======== Supplied records

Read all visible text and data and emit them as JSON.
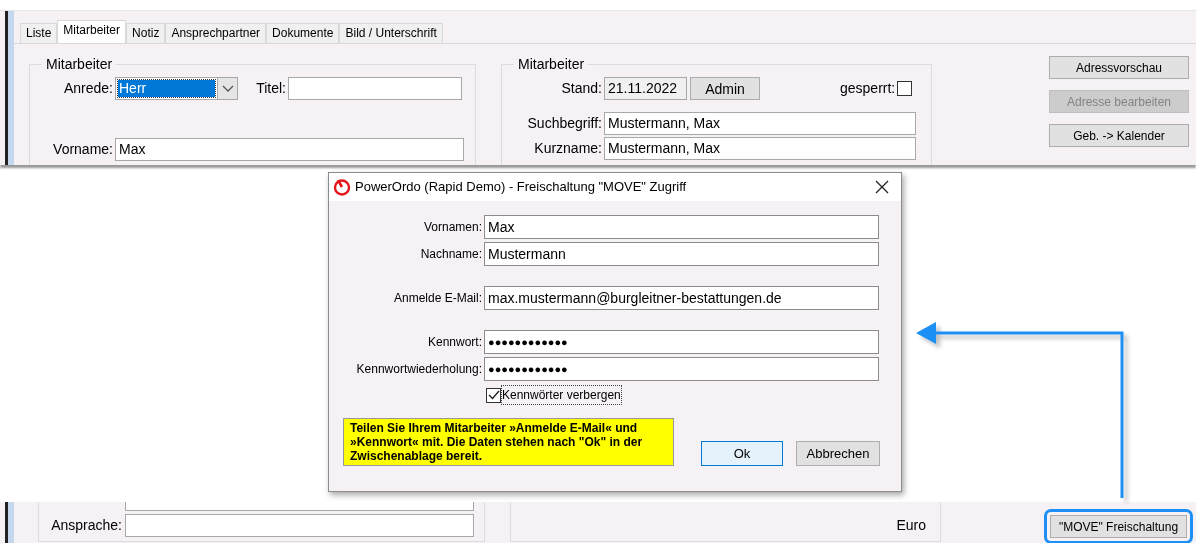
{
  "tabs": [
    {
      "label": "Liste",
      "selected": false
    },
    {
      "label": "Mitarbeiter",
      "selected": true
    },
    {
      "label": "Notiz",
      "selected": false
    },
    {
      "label": "Ansprechpartner",
      "selected": false
    },
    {
      "label": "Dokumente",
      "selected": false
    },
    {
      "label": "Bild / Unterschrift",
      "selected": false
    }
  ],
  "person_group": {
    "title": "Mitarbeiter",
    "anrede_label": "Anrede:",
    "anrede_value": "Herr",
    "titel_label": "Titel:",
    "vorname_label": "Vorname:",
    "vorname_value": "Max"
  },
  "status_group": {
    "title": "Mitarbeiter",
    "stand_label": "Stand:",
    "stand_date": "21.11.2022",
    "stand_user": "Admin",
    "gesperrt_label": "gesperrt:",
    "gesperrt_checked": false,
    "suchbegriff_label": "Suchbegriff:",
    "suchbegriff_value": "Mustermann, Max",
    "kurzname_label": "Kurzname:",
    "kurzname_value": "Mustermann, Max"
  },
  "side_buttons": [
    {
      "label": "Adressvorschau",
      "disabled": false
    },
    {
      "label": "Adresse bearbeiten",
      "disabled": true
    },
    {
      "label": "Geb. -> Kalender",
      "disabled": false
    }
  ],
  "dialog": {
    "title": "PowerOrdo (Rapid Demo) - Freischaltung \"MOVE\" Zugriff",
    "fields": [
      {
        "label": "Vornamen:",
        "value": "Max"
      },
      {
        "label": "Nachname:",
        "value": "Mustermann"
      },
      {
        "label": "Anmelde E-Mail:",
        "value": "max.mustermann@burgleitner-bestattungen.de"
      },
      {
        "label": "Kennwort:",
        "value": "●●●●●●●●●●●●"
      },
      {
        "label": "Kennwortwiederholung:",
        "value": "●●●●●●●●●●●●"
      }
    ],
    "hide_passwords": {
      "label": "Kennwörter verbergen",
      "checked": true
    },
    "note": "Teilen Sie Ihrem Mitarbeiter »Anmelde E-Mail« und »Kennwort« mit. Die Daten stehen nach \"Ok\" in der Zwischenablage bereit.",
    "ok_button": "Ok",
    "cancel_button": "Abbrechen"
  },
  "bottom": {
    "ansprache_label": "Ansprache:",
    "currency": "Euro",
    "move_button": {
      "label": "\"MOVE\" Freischaltung",
      "highlighted": true
    }
  }
}
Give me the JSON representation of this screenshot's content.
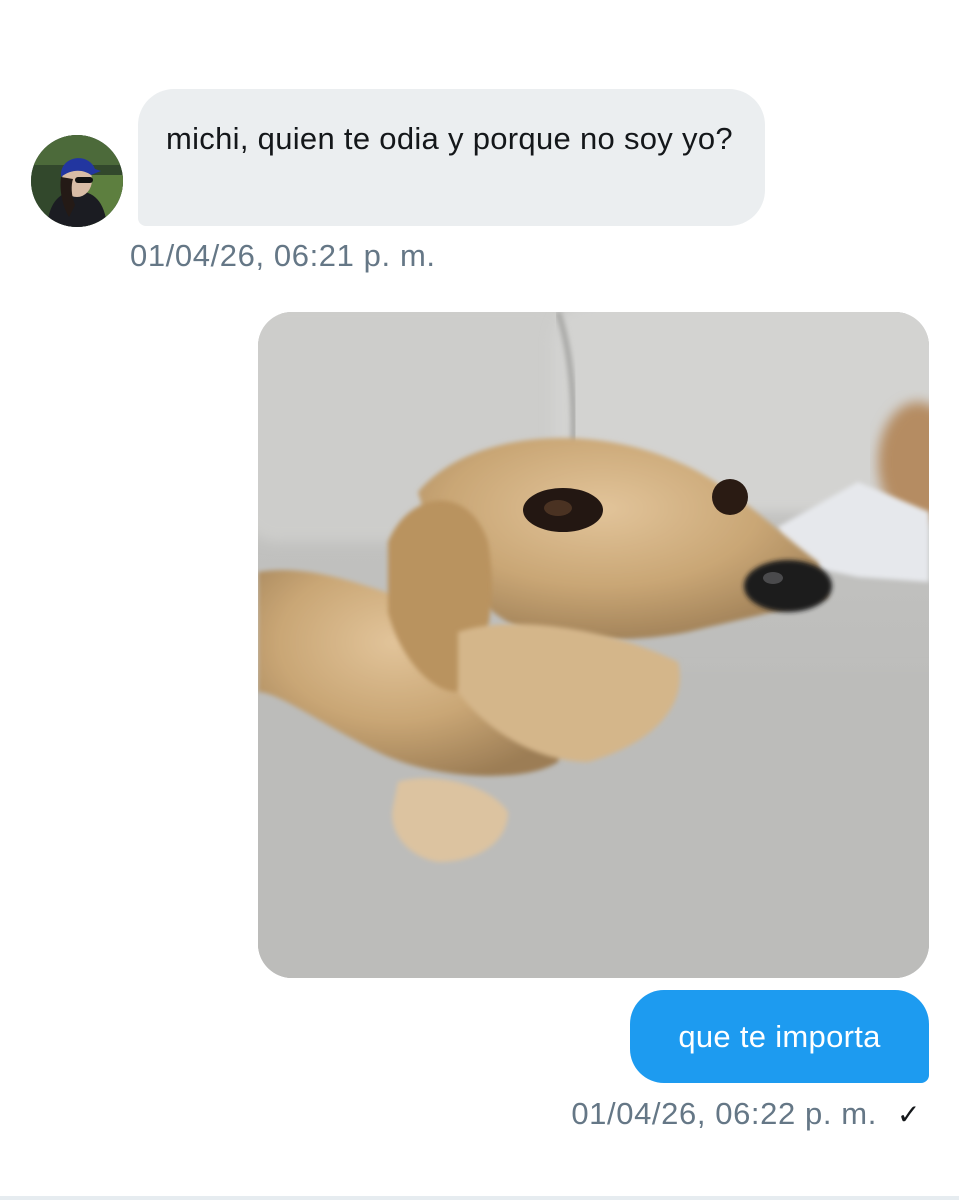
{
  "conversation": {
    "incoming": {
      "text": "michi, quien te odia y porque no soy yo?",
      "timestamp": "01/04/26, 06:21 p. m."
    },
    "outgoing_media": {
      "type": "image",
      "subject": "dog-photo"
    },
    "outgoing": {
      "text": "que te importa",
      "timestamp": "01/04/26, 06:22 p. m.",
      "status_icon": "check-icon",
      "status_glyph": "✓"
    }
  },
  "colors": {
    "incoming_bubble": "#ebeef0",
    "outgoing_bubble": "#1d9bf0",
    "timestamp": "#657786",
    "text": "#14171a"
  }
}
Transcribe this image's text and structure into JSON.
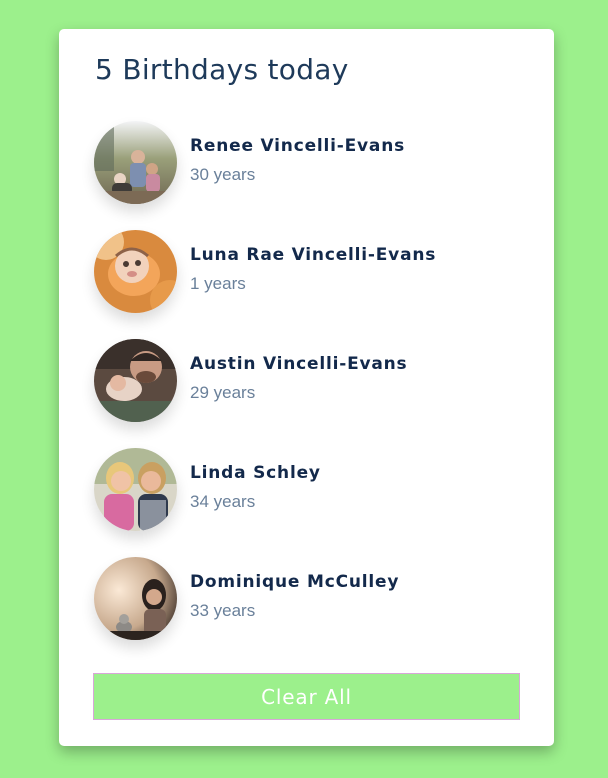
{
  "title": "5 Birthdays today",
  "people": [
    {
      "name": "Renee Vincelli-Evans",
      "age": "30 years",
      "avatar_icon": "family-photo-avatar"
    },
    {
      "name": "Luna Rae Vincelli-Evans",
      "age": "1 years",
      "avatar_icon": "baby-photo-avatar"
    },
    {
      "name": "Austin Vincelli-Evans",
      "age": "29 years",
      "avatar_icon": "father-baby-photo-avatar"
    },
    {
      "name": "Linda Schley",
      "age": "34 years",
      "avatar_icon": "two-women-photo-avatar"
    },
    {
      "name": "Dominique McCulley",
      "age": "33 years",
      "avatar_icon": "woman-portrait-photo-avatar"
    }
  ],
  "clear_button_label": "Clear All",
  "colors": {
    "background": "#9cf08c",
    "card": "#ffffff",
    "name_text": "#13294b",
    "age_text": "#6a809a",
    "button": "#9cf08c",
    "button_text": "#ffffff"
  }
}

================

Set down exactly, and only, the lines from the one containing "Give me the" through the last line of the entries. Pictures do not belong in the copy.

Give me the JSON representation of this screenshot's content.
{
  "conversation": {
    "incoming": {
      "text": "michi, quien te odia y porque no soy yo?",
      "timestamp": "01/04/26, 06:21 p. m."
    },
    "outgoing_media": {
      "type": "image",
      "subject": "dog-photo"
    },
    "outgoing": {
      "text": "que te importa",
      "timestamp": "01/04/26, 06:22 p. m.",
      "status_icon": "check-icon",
      "status_glyph": "✓"
    }
  },
  "colors": {
    "incoming_bubble": "#ebeef0",
    "outgoing_bubble": "#1d9bf0",
    "timestamp": "#657786",
    "text": "#14171a"
  }
}
Transcribe this image's text and structure into JSON.
{
  "title": "5 Birthdays today",
  "people": [
    {
      "name": "Renee Vincelli-Evans",
      "age": "30 years",
      "avatar_icon": "family-photo-avatar"
    },
    {
      "name": "Luna Rae Vincelli-Evans",
      "age": "1 years",
      "avatar_icon": "baby-photo-avatar"
    },
    {
      "name": "Austin Vincelli-Evans",
      "age": "29 years",
      "avatar_icon": "father-baby-photo-avatar"
    },
    {
      "name": "Linda Schley",
      "age": "34 years",
      "avatar_icon": "two-women-photo-avatar"
    },
    {
      "name": "Dominique McCulley",
      "age": "33 years",
      "avatar_icon": "woman-portrait-photo-avatar"
    }
  ],
  "clear_button_label": "Clear All",
  "colors": {
    "background": "#9cf08c",
    "card": "#ffffff",
    "name_text": "#13294b",
    "age_text": "#6a809a",
    "button": "#9cf08c",
    "button_text": "#ffffff"
  }
}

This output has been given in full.